Grab Holdings Inc., the company behind Southeast Asia’s largest ride-hailing and food delivery platform, is set to go public in the U.S. through a merger with a shell company that will value it at nearly $40 billion.
In a statement on April 13, the Singapore-headquartered company disclosed its partnership with Altimeter Growth Corp., a special-purpose acquisition company. The upcoming merger was touted as the world’s biggest ever by a blank check company.
The combined entity’s stock will trade at the Nasdaq under the ticker “GRAB” in the “coming months,” the company said.
The proposed deal values Grab at approximately $39.6 billion in initial pro-forma equity value.
The transaction is also expected to provide the company $4.5 billion in cash proceeds, including $4 billion in private investments from investors like BlackRock, T. Rowe Price, Fidelity, as well as sovereign wealth funds such as Abu Dhabi’s Mubadala and Singapore’s Temasek.
Altimeter Capital, the technology-focused investment firm backing the SPAC, also chipped in $750 million, along with up to $500 million in contingent investment to be equal to the total amount of redemptions by Altimeter Growth’s shareholders.
Moreover, sponsor shares from Altimeter Capital are subjected to a three-year lock-up period, proving the partner’s long-term commitment to the company, said Grab co-founder and CEO Anthony Tan. A tenth of the sponsor shares is also going to support the startup’s latest GrabForGood endowment fund for social and environmental support programs.
At the transaction’s close, Grab’s Tan will receive a majority voting control of 60.4% and own a 2.2% stake in the company, according to Altimeter Capital’s regulatory filing with the U.S. Security and Exchange Commission.
Grab is advised by Evercore, J.P. Morgan and Morgan Stanley Asia (Singapore) Pte on the deal.
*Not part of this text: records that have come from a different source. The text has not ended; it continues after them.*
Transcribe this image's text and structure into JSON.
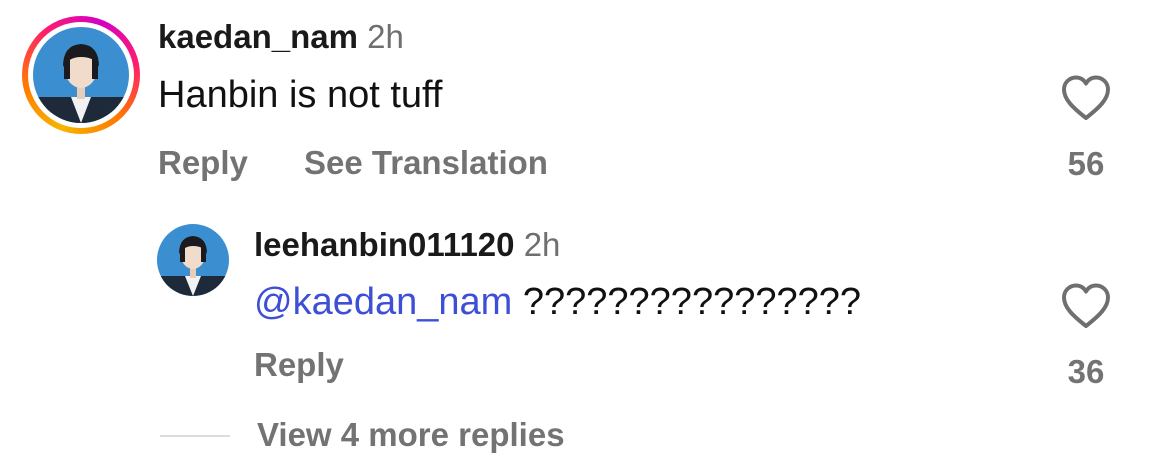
{
  "comment": {
    "username": "kaedan_nam",
    "time": "2h",
    "text": "Hanbin is not tuff",
    "reply_label": "Reply",
    "translate_label": "See Translation",
    "like_count": "56",
    "like_icon": "heart-outline-icon"
  },
  "reply": {
    "username": "leehanbin011120",
    "time": "2h",
    "mention": "@kaedan_nam",
    "text": "????????????????",
    "reply_label": "Reply",
    "like_count": "36",
    "like_icon": "heart-outline-icon"
  },
  "more_replies": {
    "label": "View 4 more replies"
  },
  "colors": {
    "mention": "#3d4fd6",
    "meta_text": "#737373",
    "avatar_background": "#3b8fd0",
    "story_ring": [
      "#f7b500",
      "#ff7a00",
      "#ff1f6b",
      "#d300c5"
    ]
  }
}
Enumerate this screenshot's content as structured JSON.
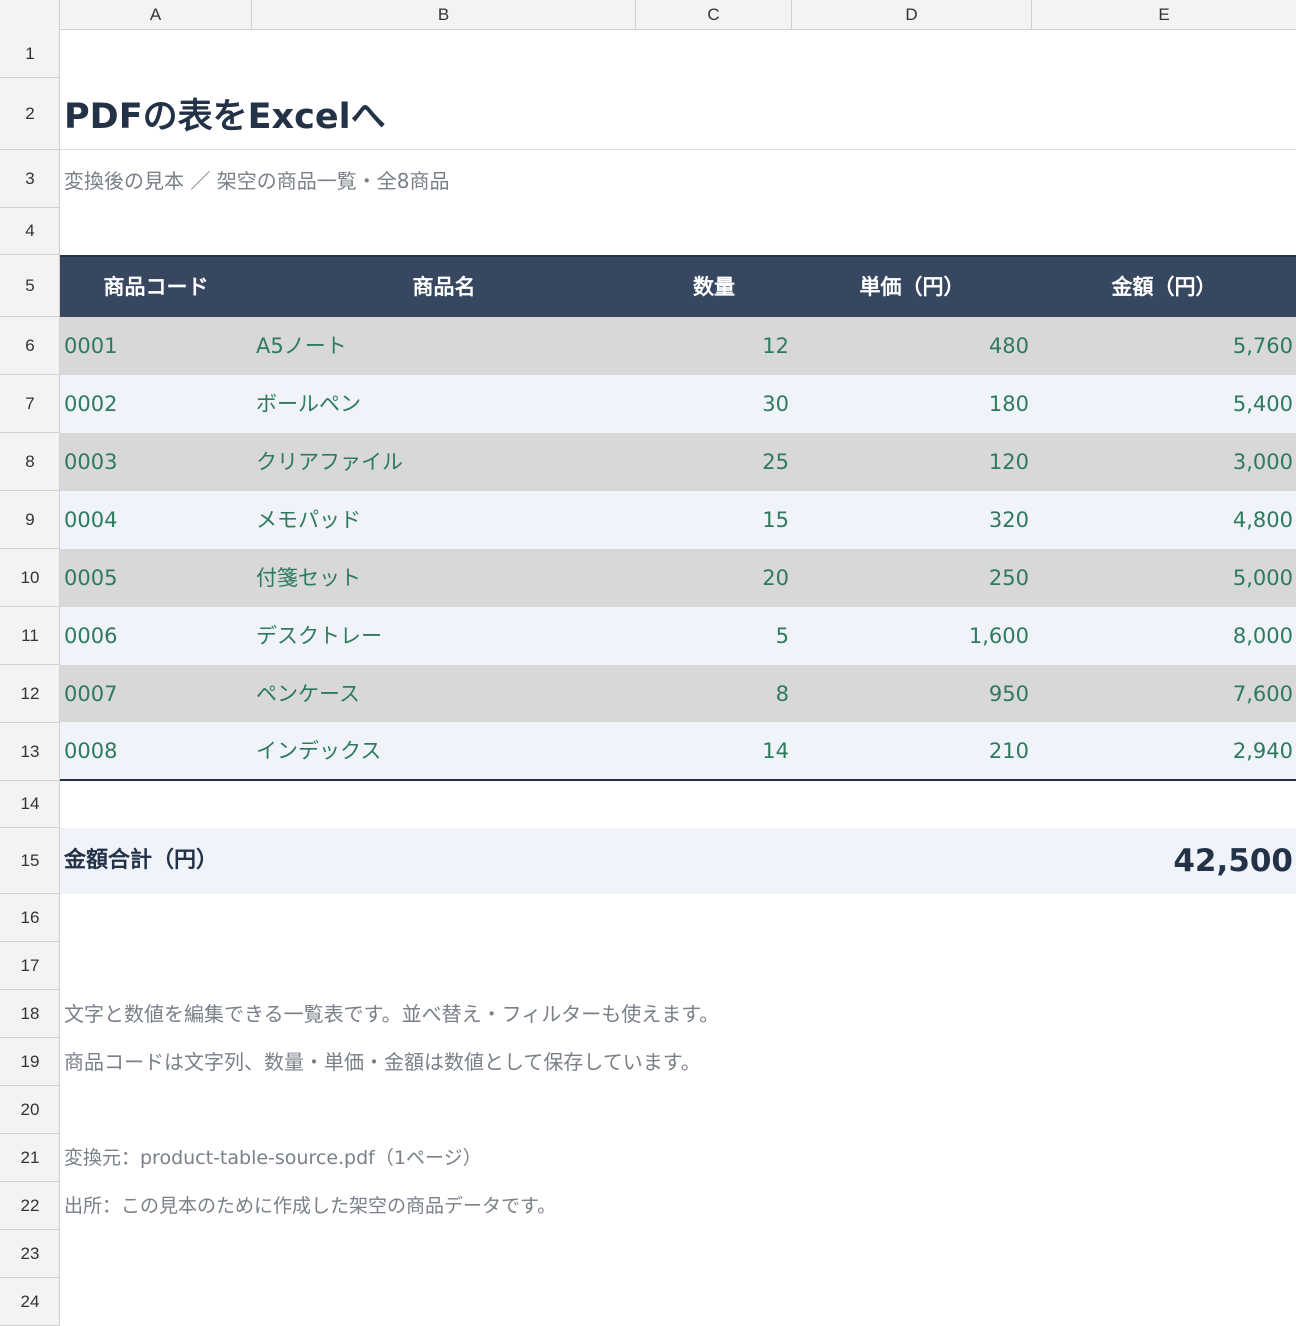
{
  "columns": [
    "A",
    "B",
    "C",
    "D",
    "E"
  ],
  "rows": [
    "1",
    "2",
    "3",
    "4",
    "5",
    "6",
    "7",
    "8",
    "9",
    "10",
    "11",
    "12",
    "13",
    "14",
    "15",
    "16",
    "17",
    "18",
    "19",
    "20",
    "21",
    "22",
    "23",
    "24"
  ],
  "title": "PDFの表をExcelへ",
  "subtitle": "変換後の見本 ／ 架空の商品一覧・全8商品",
  "table": {
    "headers": [
      "商品コード",
      "商品名",
      "数量",
      "単価（円）",
      "金額（円）"
    ],
    "rows": [
      {
        "code": "0001",
        "name": "A5ノート",
        "qty": "12",
        "price": "480",
        "amount": "5,760"
      },
      {
        "code": "0002",
        "name": "ボールペン",
        "qty": "30",
        "price": "180",
        "amount": "5,400"
      },
      {
        "code": "0003",
        "name": "クリアファイル",
        "qty": "25",
        "price": "120",
        "amount": "3,000"
      },
      {
        "code": "0004",
        "name": "メモパッド",
        "qty": "15",
        "price": "320",
        "amount": "4,800"
      },
      {
        "code": "0005",
        "name": "付箋セット",
        "qty": "20",
        "price": "250",
        "amount": "5,000"
      },
      {
        "code": "0006",
        "name": "デスクトレー",
        "qty": "5",
        "price": "1,600",
        "amount": "8,000"
      },
      {
        "code": "0007",
        "name": "ペンケース",
        "qty": "8",
        "price": "950",
        "amount": "7,600"
      },
      {
        "code": "0008",
        "name": "インデックス",
        "qty": "14",
        "price": "210",
        "amount": "2,940"
      }
    ]
  },
  "total": {
    "label": "金額合計（円）",
    "value": "42,500"
  },
  "notes": [
    "文字と数値を編集できる一覧表です。並べ替え・フィルターも使えます。",
    "商品コードは文字列、数量・単価・金額は数値として保存しています。"
  ],
  "source": "変換元：product-table-source.pdf（1ページ）",
  "credit": "出所：この見本のために作成した架空の商品データです。",
  "colors": {
    "header_bg": "#36475f",
    "title": "#233247",
    "text_green": "#2e7a5e",
    "row_odd": "#d8d8d8",
    "row_even": "#f0f4fa"
  }
}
Founded in 2012, Grab started as a taxi-hailing service platform in Malaysia. Since then, the startup expanded into food, grocery and parcel deliveries, digital payments and financial services. The self-proclaimed “super app” is now operating in 428 cities across eight countries.
Grab said its decision to become a public company is driven by its strong performance in 2020. In the year, its revenues jumped by 70% on the back of its profitable food delivery business. The company also posted $12.5 billion in gross merchandise volume, more than doubling its figure in 2018. By 2025, it expects its total addressable market to grow more than $180 billion from $52 billion last year.
Moreover, Grab claimed to have captured 72% of Southeast Asia’s ride-hailing market, 50% of its online food delivery space and 23% of the region’s digital wallet payments in 2020.
Before the SPAC deal, Grab already secured over $10 billion from huge investors, like Masayoshi Son’s Softbank and Chinese ride-hailing company Didi Chuxing. Uber Technologies, a former rival, also supported the company after selling its Southeast Asian business to it.
Grab is the latest name among private firms intending to raise capital via SPAC mergers. More than 310 shell companies have already launched in the U.S. this year, CNN reported, citing data from Refinitiv. Just this first quarter, they raised almost $93 billion.
Grab initially held talks with its Indonesian rival Gojek for a potential merger last year but it did not materialize.
In January, Reuters reported that it held discussions with local e-commerce platform Tokopedia for a potential merger valued at $18 billion, ahead of a dual listing in Indonesia and the U.S. The partnership is getting close to being sealed, sources told Reuters.
Another Indonesian firm, Traveloka, is locking its sights for a U.S. listing through a SPAC merger.
Photo from Grab Singapore